Introduction: Reintegration into What?
1. Conceptualizing Reintegration Challenges
2. The Advent of the Ex-Combatant: A Critical History of Reintegration
3. Namibia: Jobs for Some
4. Mozambique: Cash for All
5. Sierra Leone: Trained for Jobs that Weren't There
6. Liberia: Reintegration 2.0?
Conclusion: 'Like Everyone Else'

Editorial Reviews

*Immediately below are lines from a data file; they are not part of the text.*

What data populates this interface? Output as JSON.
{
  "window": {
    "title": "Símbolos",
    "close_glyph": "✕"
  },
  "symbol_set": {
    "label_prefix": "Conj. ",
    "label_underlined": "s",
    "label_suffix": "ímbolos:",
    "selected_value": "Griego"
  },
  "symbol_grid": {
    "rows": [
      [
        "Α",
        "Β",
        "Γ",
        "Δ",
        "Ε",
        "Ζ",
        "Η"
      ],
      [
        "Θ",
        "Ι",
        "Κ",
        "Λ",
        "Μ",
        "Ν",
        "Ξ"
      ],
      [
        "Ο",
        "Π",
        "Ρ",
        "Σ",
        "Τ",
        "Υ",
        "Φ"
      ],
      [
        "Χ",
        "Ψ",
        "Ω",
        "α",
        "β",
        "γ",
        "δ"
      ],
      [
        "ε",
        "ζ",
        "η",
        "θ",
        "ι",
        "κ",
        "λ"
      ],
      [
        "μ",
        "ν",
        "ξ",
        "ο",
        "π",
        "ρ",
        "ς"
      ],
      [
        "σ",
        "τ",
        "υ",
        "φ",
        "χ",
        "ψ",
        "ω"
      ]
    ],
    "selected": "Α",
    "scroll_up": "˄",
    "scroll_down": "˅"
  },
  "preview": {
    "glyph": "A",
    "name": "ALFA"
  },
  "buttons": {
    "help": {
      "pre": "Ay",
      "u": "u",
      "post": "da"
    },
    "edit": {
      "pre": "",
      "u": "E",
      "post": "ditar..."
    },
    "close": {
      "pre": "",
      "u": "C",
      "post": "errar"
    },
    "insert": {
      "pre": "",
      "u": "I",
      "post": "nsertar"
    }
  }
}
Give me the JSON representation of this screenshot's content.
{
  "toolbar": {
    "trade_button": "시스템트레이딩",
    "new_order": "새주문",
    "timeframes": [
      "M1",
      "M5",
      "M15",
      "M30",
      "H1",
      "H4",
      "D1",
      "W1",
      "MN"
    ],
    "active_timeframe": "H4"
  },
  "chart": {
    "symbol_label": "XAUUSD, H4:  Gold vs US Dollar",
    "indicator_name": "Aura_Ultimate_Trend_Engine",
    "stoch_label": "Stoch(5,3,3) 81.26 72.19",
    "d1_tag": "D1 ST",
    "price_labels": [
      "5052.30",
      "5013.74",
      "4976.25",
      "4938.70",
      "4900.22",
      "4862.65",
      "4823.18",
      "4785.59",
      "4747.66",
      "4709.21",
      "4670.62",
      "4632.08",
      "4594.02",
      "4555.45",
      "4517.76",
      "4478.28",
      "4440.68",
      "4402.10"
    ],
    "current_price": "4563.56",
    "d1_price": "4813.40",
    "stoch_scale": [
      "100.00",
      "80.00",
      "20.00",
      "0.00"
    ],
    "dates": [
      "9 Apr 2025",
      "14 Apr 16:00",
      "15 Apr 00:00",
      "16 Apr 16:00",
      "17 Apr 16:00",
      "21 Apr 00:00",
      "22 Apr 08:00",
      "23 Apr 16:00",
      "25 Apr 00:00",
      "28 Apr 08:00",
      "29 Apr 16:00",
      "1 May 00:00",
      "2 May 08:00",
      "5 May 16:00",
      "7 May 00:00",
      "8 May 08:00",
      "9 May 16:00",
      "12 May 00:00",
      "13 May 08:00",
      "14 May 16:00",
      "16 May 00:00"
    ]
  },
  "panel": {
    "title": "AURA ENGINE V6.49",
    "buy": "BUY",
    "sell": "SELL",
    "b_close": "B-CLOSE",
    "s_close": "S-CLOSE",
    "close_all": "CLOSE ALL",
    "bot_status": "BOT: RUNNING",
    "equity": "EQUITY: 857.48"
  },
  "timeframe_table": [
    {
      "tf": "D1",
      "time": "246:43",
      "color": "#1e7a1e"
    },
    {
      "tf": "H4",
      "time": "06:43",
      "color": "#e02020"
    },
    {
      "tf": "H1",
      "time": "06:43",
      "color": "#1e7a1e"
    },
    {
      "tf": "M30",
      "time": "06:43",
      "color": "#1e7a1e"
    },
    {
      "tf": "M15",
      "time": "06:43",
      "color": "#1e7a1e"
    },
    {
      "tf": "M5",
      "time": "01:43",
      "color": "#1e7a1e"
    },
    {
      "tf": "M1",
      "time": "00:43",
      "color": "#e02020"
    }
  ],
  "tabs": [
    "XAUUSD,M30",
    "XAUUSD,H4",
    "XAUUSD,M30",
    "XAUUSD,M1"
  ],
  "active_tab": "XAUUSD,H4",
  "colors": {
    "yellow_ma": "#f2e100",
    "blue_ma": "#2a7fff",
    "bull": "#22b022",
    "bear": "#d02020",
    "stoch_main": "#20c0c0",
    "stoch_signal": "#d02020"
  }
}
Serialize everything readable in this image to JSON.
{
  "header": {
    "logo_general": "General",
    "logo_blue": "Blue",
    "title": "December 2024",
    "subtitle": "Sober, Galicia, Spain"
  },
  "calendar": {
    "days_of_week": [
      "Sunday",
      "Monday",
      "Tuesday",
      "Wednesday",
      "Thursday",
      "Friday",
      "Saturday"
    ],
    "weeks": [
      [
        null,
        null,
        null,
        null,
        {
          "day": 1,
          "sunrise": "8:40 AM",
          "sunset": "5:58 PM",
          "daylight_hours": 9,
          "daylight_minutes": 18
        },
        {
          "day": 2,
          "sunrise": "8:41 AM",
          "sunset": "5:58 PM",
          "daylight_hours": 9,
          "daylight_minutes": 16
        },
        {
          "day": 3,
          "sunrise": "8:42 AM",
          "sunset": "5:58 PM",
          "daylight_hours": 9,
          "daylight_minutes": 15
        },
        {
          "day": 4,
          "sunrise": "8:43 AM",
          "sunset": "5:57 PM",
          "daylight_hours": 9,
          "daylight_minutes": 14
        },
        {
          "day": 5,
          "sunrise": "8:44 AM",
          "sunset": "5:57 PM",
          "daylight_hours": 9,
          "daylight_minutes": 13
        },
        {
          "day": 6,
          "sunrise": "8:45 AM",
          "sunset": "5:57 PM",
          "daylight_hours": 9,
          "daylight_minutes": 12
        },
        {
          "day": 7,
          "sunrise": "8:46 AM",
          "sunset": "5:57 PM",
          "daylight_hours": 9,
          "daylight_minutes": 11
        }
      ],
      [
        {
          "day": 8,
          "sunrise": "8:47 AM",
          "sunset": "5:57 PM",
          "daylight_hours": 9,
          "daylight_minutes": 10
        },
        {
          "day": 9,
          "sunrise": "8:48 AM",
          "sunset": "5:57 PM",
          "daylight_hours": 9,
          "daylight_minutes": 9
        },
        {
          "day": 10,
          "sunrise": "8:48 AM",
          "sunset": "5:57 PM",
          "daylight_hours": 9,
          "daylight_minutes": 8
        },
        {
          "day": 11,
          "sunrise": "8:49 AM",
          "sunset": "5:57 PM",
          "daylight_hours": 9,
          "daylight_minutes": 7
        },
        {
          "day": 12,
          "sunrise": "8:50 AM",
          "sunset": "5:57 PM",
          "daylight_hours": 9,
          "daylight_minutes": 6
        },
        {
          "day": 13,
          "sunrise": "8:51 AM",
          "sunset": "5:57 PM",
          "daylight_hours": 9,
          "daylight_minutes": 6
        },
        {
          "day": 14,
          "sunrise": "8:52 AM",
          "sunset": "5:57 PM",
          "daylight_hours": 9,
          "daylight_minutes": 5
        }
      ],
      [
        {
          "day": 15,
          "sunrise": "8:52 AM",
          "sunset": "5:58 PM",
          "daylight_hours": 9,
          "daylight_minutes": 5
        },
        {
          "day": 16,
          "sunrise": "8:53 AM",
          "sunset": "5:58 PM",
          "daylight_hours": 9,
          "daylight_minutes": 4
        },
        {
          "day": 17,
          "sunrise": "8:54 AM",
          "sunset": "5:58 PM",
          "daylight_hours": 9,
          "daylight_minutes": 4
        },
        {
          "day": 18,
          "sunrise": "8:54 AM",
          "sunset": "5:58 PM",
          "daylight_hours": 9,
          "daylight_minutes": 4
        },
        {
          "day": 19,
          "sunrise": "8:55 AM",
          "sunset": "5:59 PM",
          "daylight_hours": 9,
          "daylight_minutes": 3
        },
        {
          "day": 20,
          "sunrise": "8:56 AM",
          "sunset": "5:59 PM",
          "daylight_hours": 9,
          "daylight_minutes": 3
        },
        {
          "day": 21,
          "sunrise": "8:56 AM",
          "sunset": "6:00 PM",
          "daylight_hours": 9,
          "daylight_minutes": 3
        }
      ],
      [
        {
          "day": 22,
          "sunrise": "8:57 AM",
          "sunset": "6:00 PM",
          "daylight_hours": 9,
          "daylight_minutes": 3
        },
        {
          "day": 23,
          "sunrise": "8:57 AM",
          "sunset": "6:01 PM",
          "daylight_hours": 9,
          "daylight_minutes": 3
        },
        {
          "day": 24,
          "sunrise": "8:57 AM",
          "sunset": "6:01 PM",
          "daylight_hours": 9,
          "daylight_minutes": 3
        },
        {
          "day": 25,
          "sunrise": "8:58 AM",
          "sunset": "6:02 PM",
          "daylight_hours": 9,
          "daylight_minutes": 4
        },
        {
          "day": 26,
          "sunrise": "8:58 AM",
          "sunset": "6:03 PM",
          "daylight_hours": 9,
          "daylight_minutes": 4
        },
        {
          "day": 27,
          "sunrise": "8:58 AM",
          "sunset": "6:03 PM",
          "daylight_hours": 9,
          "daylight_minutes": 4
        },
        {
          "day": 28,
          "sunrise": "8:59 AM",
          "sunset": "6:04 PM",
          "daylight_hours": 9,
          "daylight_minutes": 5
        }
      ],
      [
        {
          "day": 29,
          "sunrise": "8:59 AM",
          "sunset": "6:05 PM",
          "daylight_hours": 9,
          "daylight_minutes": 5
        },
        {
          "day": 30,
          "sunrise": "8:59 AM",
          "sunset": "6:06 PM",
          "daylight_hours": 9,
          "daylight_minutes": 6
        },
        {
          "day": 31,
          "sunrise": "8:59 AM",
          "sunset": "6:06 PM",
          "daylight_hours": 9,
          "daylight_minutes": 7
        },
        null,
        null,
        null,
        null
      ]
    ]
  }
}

"This is a deeply compelling and richly researched account of the 'big business' of post-conflict reintegration programs for ex-combatants. International efforts in these programs have a taken-for-granted set of assumptions – both tacit and acknowledged – and contradictions that McMullin identifies with rigorous ethnographic and historical analysis. A must-read for anyoneworking on or with the world's many post-war recovery and development efforts. Lucidly written and focused on solutions for the future." - Catherine Lutz, Brown University, USA"When re-entering civilian life I wish that the ex-combatants I have been researching would have benefitted from some of the insights this book gives. Generally humanitarian aid-workers know little of the local context and therefore do so many things wrong during Disarmament, Demobilization and Reintegration (DDR) exercises. If you read this book and take some of the important findings back into the field it will greatly help not just ex-combatant reintegration efforts but entire societies struggling to get back on their feet after civil wars – If you don't it is just business as usual." - Mats Utas, The Nordic Africa Institute, Sweden  "This is a well-researched book that makes an important contribution to the debate about disarmament, demobilization and reintegration. Built on a combination of theoretical insights and detailed empirical work in a number of countries the author argues convincingly for an approach beyond the narrow focus of security concerns. The result is a fine piece of work that contributes to the new critical literature about the many aspects of peacekeeping and peace-building that situates itself in the realm of political ethnography."  - Morten Bøås, Fafo Institute for Applied International Studies, Norway